Funding of the arts through the National Endowment for the Arts is miniscule in comparison to arts budgets throughout Europe. Less than 1% of funding for the arts comes through government funding. A mere $124 million, with an “m”, is allocated for funding of the arts at the national level as well as for programs in all 50 states.
So far any investment, true investment, in developing and creating industries such as renewable energy and sustainable smart growth has been miniscule in comparison to the amount of money spent on the destruction of life. The availability of money and credit for the working and middle class over the past two years has amounted to zero by comparison to the amount of money given to Wall Street investment brokers and bankers for their super-sized bonuses. No wonder we lead the world in the consumption of anti-depressants.
The gap between the hyperbole and reality is an enormous chasm that threatens to swallow any real political solutions to the increased intensity and frequency of the problems that beset the majority of Americans.
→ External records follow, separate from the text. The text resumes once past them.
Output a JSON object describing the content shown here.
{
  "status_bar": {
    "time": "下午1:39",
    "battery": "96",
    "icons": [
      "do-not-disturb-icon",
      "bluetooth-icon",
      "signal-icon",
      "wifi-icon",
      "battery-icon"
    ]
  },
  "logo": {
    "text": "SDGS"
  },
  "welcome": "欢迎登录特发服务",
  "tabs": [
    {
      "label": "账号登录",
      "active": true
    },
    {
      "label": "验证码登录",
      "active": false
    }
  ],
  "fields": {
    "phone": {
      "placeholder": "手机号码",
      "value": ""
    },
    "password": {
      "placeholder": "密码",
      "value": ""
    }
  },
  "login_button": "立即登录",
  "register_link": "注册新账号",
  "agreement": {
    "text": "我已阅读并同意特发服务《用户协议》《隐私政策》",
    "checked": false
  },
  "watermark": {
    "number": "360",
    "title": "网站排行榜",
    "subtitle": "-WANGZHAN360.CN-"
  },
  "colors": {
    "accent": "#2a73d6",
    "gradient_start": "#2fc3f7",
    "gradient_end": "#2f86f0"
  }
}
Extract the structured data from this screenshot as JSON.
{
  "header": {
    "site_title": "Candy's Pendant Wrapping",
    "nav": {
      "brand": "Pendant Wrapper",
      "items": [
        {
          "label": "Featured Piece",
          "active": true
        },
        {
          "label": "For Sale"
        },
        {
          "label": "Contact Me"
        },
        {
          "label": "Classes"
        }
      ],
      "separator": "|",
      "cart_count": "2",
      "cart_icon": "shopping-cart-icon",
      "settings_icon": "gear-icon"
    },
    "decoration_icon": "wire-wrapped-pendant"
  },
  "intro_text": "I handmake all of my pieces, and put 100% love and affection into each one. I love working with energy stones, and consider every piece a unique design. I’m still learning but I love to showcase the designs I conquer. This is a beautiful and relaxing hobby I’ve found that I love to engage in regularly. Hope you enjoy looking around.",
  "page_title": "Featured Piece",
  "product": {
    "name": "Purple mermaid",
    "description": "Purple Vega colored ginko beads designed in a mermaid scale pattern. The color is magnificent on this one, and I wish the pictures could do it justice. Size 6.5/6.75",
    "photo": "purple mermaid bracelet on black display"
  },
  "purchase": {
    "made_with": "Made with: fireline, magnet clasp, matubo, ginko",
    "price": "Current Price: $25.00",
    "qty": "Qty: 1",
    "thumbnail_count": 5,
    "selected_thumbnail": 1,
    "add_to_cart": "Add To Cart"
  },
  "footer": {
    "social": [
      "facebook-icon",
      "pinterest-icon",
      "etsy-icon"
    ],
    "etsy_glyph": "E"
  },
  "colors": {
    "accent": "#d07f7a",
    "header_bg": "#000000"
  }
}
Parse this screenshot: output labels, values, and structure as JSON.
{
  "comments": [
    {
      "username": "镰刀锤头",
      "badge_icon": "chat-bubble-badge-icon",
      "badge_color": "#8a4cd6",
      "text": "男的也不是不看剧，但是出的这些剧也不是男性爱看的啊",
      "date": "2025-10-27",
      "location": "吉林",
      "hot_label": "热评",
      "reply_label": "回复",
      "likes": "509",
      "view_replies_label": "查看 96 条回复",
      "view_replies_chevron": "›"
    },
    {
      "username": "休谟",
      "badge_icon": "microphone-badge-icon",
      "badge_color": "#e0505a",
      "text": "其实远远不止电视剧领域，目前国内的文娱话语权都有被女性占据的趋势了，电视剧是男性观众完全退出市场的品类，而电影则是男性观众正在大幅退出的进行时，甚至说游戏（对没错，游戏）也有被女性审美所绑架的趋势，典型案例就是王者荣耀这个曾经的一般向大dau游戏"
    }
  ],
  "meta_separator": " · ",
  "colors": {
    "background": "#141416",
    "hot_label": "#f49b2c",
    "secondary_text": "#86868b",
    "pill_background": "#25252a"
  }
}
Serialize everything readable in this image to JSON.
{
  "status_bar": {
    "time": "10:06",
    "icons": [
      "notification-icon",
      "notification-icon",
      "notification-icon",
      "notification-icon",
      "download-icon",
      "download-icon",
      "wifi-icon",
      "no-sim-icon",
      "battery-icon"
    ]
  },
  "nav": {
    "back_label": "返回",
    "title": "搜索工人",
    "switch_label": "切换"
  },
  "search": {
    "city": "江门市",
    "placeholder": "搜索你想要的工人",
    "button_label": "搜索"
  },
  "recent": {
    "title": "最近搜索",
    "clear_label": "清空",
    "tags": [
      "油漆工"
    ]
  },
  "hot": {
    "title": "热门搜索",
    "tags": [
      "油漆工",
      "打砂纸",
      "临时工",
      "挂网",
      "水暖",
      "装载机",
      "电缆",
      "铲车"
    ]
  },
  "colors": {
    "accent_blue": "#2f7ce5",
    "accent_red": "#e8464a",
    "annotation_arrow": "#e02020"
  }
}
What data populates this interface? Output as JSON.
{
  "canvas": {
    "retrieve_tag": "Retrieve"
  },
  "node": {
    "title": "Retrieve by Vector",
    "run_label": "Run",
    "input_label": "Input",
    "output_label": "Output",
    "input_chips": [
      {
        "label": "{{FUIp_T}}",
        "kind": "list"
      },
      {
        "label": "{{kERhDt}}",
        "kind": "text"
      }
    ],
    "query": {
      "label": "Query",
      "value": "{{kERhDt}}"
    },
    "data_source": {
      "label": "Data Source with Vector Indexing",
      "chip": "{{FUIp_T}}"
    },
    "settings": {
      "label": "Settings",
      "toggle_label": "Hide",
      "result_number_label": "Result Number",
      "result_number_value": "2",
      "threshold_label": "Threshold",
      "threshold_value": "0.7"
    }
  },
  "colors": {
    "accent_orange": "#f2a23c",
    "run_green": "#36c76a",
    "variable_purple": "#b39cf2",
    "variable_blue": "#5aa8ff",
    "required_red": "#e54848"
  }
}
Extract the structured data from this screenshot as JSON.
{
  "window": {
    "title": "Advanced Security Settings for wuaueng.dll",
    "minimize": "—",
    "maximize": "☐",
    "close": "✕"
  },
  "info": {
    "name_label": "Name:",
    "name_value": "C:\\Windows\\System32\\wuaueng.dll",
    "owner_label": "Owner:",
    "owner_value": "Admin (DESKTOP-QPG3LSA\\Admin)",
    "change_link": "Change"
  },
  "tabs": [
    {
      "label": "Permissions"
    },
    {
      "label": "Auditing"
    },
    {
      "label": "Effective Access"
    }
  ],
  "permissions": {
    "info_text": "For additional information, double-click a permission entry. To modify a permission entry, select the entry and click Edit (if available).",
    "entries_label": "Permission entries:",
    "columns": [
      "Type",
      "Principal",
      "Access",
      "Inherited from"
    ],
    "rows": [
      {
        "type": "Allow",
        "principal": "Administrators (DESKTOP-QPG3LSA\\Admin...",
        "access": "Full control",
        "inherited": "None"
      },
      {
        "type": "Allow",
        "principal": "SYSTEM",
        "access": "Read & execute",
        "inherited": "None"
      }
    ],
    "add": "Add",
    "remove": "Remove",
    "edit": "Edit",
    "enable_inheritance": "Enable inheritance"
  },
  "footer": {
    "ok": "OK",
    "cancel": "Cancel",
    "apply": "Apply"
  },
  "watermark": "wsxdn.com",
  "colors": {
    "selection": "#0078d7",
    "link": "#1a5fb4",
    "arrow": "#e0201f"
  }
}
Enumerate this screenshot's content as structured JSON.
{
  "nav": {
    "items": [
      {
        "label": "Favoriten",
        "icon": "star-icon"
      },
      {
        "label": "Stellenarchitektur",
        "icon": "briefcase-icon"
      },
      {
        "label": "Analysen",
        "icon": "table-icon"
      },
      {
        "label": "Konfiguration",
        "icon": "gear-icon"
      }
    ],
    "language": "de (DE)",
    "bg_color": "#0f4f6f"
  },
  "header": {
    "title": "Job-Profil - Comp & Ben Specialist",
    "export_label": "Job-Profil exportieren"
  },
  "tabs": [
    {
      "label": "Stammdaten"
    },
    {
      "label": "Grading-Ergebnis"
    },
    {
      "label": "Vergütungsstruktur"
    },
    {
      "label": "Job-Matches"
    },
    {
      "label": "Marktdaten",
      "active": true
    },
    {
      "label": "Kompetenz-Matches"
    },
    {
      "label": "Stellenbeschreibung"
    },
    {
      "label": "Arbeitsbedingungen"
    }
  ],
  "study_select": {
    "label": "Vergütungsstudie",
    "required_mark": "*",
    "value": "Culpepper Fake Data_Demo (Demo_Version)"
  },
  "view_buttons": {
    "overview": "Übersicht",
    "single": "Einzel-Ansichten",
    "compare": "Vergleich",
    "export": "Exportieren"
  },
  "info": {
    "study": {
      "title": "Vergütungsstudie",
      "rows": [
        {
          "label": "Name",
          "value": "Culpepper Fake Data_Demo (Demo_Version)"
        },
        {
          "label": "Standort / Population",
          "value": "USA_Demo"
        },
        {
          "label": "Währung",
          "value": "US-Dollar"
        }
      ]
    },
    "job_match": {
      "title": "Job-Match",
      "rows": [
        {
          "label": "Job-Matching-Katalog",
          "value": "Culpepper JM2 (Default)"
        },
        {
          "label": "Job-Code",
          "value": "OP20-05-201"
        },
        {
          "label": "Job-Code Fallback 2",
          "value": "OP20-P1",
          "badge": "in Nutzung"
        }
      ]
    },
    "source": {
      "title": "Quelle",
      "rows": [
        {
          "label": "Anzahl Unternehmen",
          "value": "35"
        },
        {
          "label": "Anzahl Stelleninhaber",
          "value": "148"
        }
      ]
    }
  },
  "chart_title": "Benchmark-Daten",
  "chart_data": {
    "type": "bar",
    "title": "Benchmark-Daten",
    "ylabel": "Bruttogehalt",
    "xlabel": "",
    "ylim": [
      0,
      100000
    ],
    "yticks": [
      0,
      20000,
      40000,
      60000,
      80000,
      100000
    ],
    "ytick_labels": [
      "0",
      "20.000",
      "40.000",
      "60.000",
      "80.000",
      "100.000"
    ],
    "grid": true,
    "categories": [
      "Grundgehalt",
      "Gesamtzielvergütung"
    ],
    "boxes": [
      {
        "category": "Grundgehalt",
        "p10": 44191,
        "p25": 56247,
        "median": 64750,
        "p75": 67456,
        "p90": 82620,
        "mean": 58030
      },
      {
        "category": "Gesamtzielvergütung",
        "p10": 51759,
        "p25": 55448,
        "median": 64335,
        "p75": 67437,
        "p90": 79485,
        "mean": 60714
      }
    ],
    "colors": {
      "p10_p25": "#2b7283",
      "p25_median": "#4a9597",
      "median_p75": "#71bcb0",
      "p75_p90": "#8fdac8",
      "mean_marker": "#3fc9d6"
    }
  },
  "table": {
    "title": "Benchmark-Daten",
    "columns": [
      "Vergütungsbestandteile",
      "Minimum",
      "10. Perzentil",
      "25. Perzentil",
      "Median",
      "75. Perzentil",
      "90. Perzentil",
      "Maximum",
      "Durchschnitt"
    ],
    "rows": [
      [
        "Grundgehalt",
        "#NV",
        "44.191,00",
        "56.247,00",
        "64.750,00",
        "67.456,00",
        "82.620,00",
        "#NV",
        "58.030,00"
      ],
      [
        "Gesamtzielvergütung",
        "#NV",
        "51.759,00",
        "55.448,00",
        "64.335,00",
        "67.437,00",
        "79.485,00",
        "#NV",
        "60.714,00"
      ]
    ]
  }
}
Political will, integrity, and imagination long ago disappeared over the edge of the chasm. In its place we have an arena covered in layers of bombastic rhetoric, demonization, ignorance, and superlative lies all of which serve to polarize a terrified populace grasping for something to believe in, something to save them. And this is where we begin to grasp at unrealistic and over-the-top solutions like carrying a gun to meet with constituents, like the insanely expensive and ineffective “Star Wars” program, like giving money to the rich while denying the poor basic life necessities. This is where our striving to be the best in some undefined category makes us very dangerous. Like the drowning man lunging at a would be rescuer, we are oblivious to the violence inherent in our increasing panic.
My friend Kathy is relieved that car technology has finally caught up with her fears. She has become increasingly aware that the big old hammer in her passenger seat would become a dangerous missile if she should ever be involved in another accident of the severity of the previous one. She says she is just about ready to remove it but for now, until she can buy a car that will allow her to escape in the event of an accident, she will keep it there as a kind of psychological safety blanket.
Would that we have the luxury of time to have some solution present itself. Would that we indulge in some courageous, honest, self-reflection that allows us to see beyond the veil of superlatives into the nature of the reality we have created. Then maybe, we might truly grow beyond our fears into a well defined best.